The development marks a further step in the expansion of Lucy's property empire. They already own much of Walton Well Road and Juxon Street, as well as Castle Mill House, and their new canalside building, Wharf House. They plan to rent out most of the new property, but will have to sell some to finance the development.

The City Council is organizing a public meeting on the development in September, after which it will go to the Planning Committee. Construction, starting on the east side, is likely to extend over two years.

On the other side of Juxon Street, the company received a setback at the beginning of July when the City Council planning committee rejected yet another housing scheme for the garages site between Venables Close and Juxon Street-on the grounds that it was still too large and too close to existing residences.

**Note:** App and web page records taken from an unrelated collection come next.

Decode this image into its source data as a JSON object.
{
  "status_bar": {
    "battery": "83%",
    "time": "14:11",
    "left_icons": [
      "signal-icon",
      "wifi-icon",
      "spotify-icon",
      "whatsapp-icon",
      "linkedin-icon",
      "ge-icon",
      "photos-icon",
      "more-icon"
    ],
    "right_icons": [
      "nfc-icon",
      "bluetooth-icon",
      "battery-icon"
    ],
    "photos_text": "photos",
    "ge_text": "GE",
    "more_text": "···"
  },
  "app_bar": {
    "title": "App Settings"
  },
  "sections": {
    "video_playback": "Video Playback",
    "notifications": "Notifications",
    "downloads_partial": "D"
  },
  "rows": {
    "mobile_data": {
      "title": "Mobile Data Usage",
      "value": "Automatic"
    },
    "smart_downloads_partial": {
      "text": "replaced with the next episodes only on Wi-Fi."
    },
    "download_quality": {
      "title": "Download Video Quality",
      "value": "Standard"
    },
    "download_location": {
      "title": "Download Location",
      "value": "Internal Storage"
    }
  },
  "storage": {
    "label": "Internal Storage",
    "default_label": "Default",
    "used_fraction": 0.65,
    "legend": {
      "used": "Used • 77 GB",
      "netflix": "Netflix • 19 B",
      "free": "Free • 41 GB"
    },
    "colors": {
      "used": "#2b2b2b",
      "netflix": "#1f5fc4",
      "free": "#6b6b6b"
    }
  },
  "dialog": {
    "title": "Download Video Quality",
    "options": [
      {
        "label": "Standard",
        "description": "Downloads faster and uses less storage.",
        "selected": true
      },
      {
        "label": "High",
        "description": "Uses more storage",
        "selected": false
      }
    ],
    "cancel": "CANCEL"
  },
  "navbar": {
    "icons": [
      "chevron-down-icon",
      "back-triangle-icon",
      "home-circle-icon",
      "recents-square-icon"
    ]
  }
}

The new development will further widen the split between old and new housing in this part of Oxford-one that is creating a sense of 'them and us'. Philip Turner of Merrifields says that the new buildings tend to appeal in particular to overseas buyers, who want to be able to move straight in. The people who buy older property in Jericho would probably not be attracted by the style of many of the new houses.

Even so, anyone buying in Jericho needs to be fairly well-heeled, or have the support of parents prepared to chip in with a hefty deposit. Per square metre, Jericho is one of most expensive places in Oxford, with a basic two-up, two-down terraced house in good order now fetching around 200,000.

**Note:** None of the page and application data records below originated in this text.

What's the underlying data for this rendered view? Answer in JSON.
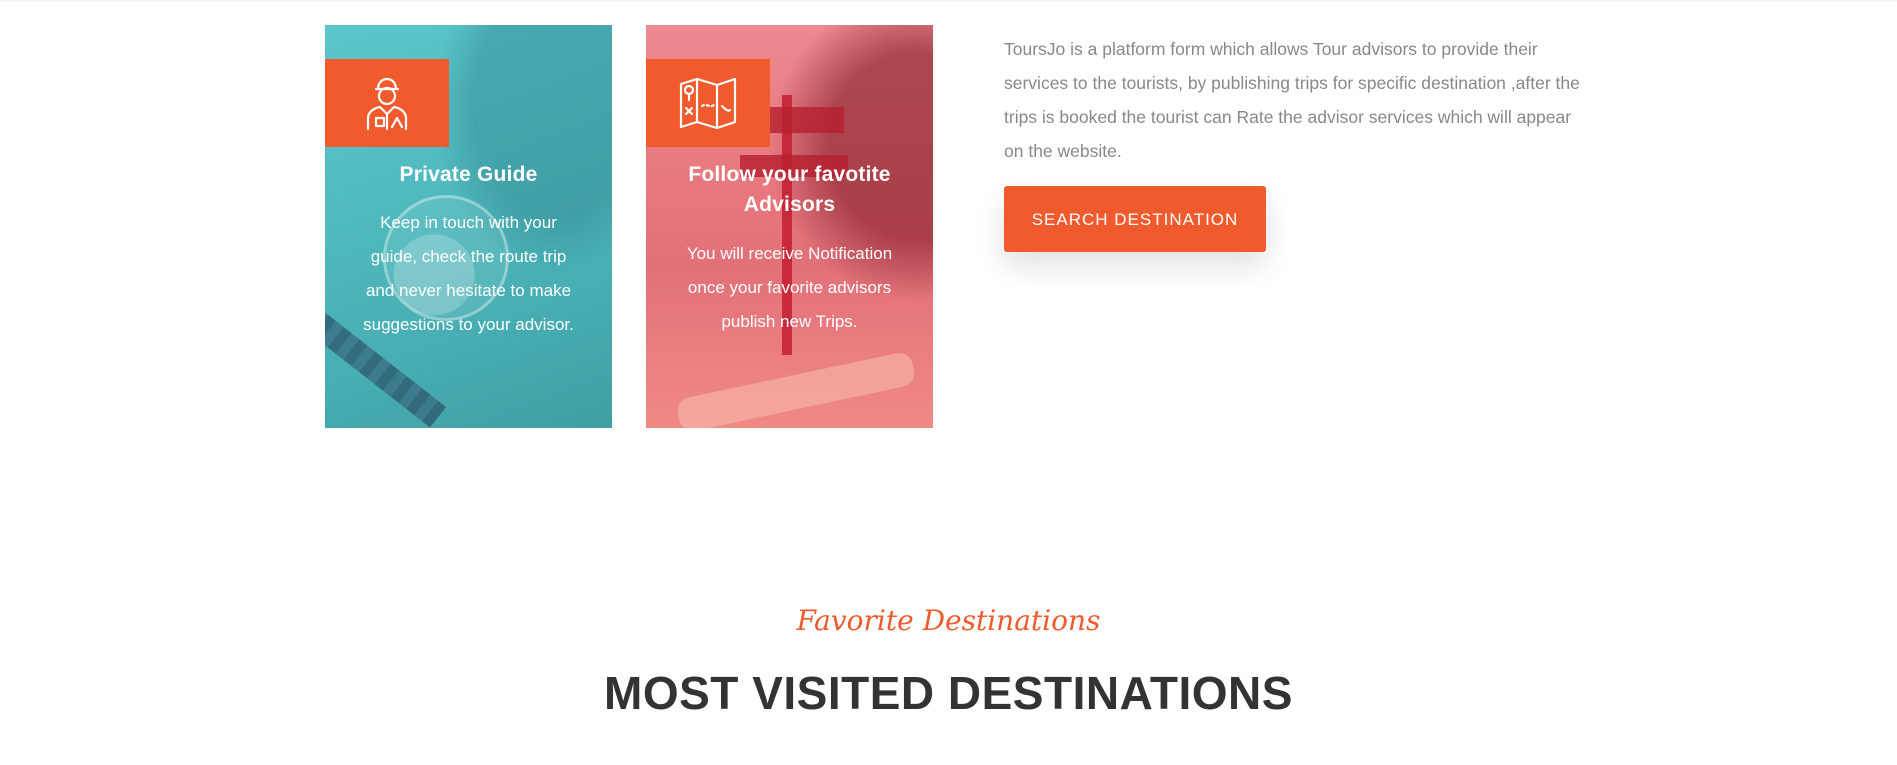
{
  "features": [
    {
      "icon": "tour-guide-icon",
      "title": "Private Guide",
      "description": "Keep in touch with your guide, check the route trip and never hesitate to make suggestions to your advisor.",
      "overlay_color": "#4fb8bd"
    },
    {
      "icon": "map-icon",
      "title": "Follow your favotite Advisors",
      "description": "You will receive Notification once your favorite advisors publish new Trips.",
      "overlay_color": "#e8777f"
    }
  ],
  "about": {
    "text": "ToursJo is a platform form which allows Tour advisors to provide their services to the tourists, by publishing trips for specific destination ,after the trips is booked the tourist can Rate the advisor services which will appear on the website.",
    "button_label": "SEARCH DESTINATION"
  },
  "section": {
    "subtitle": "Favorite Destinations",
    "title": "MOST VISITED DESTINATIONS"
  },
  "colors": {
    "accent": "#f15a2c",
    "heading": "#333333",
    "body_text": "#888888"
  }
}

These high prices may also have a knock-on effect on rented property. Although the large landlords, such as Lucy's and OUP, are long term investors, people buying to let will find it less profitable, especially since most of the houses are too small to pack in large numbers of students. Jericho is also an area where well-heeled parents buy properties to house their student offspring.

Rents have been rising steadily, though they have stabilized in the last twelve months. Lucy's were advertising Wharf House as a 'luxury' development. They have also been renovating many of their houses in Juxon Street so as to charge higher rents. In the last Echo we reported on Lucy's efforts to evict long-term tenants at the top of Juxon Street who seemed unlikely to be able to pay higher rents-a case that is still pending.